In our first split test, the responsive template had a slight edge in open rates, and click through rates which is what we would expect.  However, for some strange reason the conversion rate on the new template was 3% and the conversion rate on the old template was 4%.  While emails don't play a part in the conversion process, that's more of the website functionality - it is very odd that we had 110 conversions for the responsive template and 140 for the non-responsive.  We're trying to figure out if something is happening after a user clicks a link inside the email and for one reason or another, don't make it to the sight.  

We're running another split test this morning to see if this was just a fluke.  

Ant James over 3 years ago

Corey, how did the results of the split test look?

Corey Schaaf over 3 years ago

Keeping the emails under the 102KB seems to have been the culprit.  Our open rates and clicks seem to be on par with with that they were previously.  We're still keeping an eye on it but the emails seem to be surpassing our benchmark with every send. We've sent out several other emails since the test in the the responsive format and it appears all is well.  Just means you have to be very careful with how complex your emails are. 

Ant James over 3 years ago

Thanks for replying so quickly. That's helpful to hear your case as I've not been able to do a split test here. Our newsletters feature quite a few products so are ticking over 102KB... In the short-term I'll have a think on what can be done to reduce bulk.

If there's anything that can be done within the FFE framework itself to help us users then I eagerly await it!

Corey Schaaf over 3 years ago

Keep in mind if there are pieces of Foundation that you aren't using, you can always exclude it by commenting the code out in the import (much like you can foundation for sites). For example navigate to the following folder: 

node_modules/foundation-emails/scss/foundation-emails.scss

Instead of importing everything, I know that none of my templates use the block-grid, thumbnail or menu, so I commented those pieces out. I think that saved about 6KB off the email.  Doesn't seem like a lot, but anything you're not using will help towards that overall total. 

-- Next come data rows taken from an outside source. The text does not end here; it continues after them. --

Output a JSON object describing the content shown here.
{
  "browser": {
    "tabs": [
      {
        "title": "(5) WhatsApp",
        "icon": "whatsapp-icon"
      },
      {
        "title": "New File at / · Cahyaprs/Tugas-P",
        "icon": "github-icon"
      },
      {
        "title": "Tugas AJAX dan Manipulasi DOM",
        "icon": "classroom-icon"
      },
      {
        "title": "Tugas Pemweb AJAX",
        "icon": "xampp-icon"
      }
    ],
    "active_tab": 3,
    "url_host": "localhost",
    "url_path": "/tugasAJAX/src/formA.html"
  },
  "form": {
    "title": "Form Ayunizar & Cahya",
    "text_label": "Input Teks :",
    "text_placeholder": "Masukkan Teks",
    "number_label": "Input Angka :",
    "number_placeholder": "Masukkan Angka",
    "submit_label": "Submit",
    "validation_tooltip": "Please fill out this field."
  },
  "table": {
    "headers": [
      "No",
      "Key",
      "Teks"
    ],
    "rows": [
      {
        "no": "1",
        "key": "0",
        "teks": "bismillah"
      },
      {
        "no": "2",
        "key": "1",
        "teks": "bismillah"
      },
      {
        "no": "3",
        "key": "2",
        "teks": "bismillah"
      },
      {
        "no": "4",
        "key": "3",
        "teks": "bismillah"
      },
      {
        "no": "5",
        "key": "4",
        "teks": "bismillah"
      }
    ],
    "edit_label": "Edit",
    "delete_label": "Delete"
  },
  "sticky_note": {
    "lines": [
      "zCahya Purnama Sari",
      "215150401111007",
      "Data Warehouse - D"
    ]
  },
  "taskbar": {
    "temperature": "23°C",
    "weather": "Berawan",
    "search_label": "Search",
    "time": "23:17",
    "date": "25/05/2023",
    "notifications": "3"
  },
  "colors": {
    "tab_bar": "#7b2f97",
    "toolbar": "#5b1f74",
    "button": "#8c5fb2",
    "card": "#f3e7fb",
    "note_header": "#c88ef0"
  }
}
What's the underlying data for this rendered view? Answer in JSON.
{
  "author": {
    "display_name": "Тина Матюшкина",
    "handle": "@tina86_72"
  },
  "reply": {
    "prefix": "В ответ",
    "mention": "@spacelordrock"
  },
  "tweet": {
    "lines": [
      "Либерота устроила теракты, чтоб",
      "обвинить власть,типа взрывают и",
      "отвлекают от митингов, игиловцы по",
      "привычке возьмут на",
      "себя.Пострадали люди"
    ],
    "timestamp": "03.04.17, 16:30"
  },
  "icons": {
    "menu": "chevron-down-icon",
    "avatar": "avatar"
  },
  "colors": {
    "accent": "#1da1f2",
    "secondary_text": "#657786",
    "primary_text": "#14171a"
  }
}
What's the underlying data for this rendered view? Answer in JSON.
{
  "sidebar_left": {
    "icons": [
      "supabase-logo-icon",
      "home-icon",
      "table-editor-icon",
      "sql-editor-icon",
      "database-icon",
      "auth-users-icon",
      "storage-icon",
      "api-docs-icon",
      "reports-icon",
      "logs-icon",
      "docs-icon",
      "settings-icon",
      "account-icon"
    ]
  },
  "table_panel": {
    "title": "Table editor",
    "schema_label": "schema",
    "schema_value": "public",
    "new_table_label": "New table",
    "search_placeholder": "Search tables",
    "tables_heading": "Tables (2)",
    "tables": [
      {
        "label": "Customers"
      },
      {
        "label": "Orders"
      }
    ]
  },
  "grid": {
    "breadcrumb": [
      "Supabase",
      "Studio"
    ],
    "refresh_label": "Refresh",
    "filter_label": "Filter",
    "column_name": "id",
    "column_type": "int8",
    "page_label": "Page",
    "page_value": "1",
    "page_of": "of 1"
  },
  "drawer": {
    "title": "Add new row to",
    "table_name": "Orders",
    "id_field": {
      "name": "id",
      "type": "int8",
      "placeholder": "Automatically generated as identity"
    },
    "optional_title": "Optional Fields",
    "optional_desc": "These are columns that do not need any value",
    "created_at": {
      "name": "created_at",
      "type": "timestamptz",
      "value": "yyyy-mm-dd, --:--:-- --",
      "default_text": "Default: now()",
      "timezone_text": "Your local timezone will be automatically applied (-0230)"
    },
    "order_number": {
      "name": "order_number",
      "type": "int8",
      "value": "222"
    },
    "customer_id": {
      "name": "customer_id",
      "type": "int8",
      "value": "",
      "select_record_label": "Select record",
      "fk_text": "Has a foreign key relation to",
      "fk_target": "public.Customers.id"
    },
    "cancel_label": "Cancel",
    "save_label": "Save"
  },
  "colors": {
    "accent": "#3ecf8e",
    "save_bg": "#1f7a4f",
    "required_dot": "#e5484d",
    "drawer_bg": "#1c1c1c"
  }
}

Also, sometimes you can simply write your own table structures instead of using the the <row><column> method depending on your layout or content.  Sometimes people forget that you can write your own <tables> in the inky markup without running into problems. This cuts down on nesting which also increases bloat. (just make sure you practice good syntax and close all tags! 

Jeremy Blumenfeld over 2 years ago

This is really helpful. The structure is great for quickly coding things up and trying out different layouts, but we are definitely running into a lot of bloat.

I'm wondering if there is anyway that people have used within their stack to shorten the classnames that are applied?

Jeremy Blumenfeld over 2 years ago

This is really helpful. The structure is great for quickly coding things up and trying out different layouts, but we are definitely running into a lot of bloat.

I'm wondering if there is anyway that people have used within their stack to shorten the classnames that are applied?

Corey Schaaf over 2 years ago

Not that I'm aware of - but I believe some people are having success using UnCSS with the framework.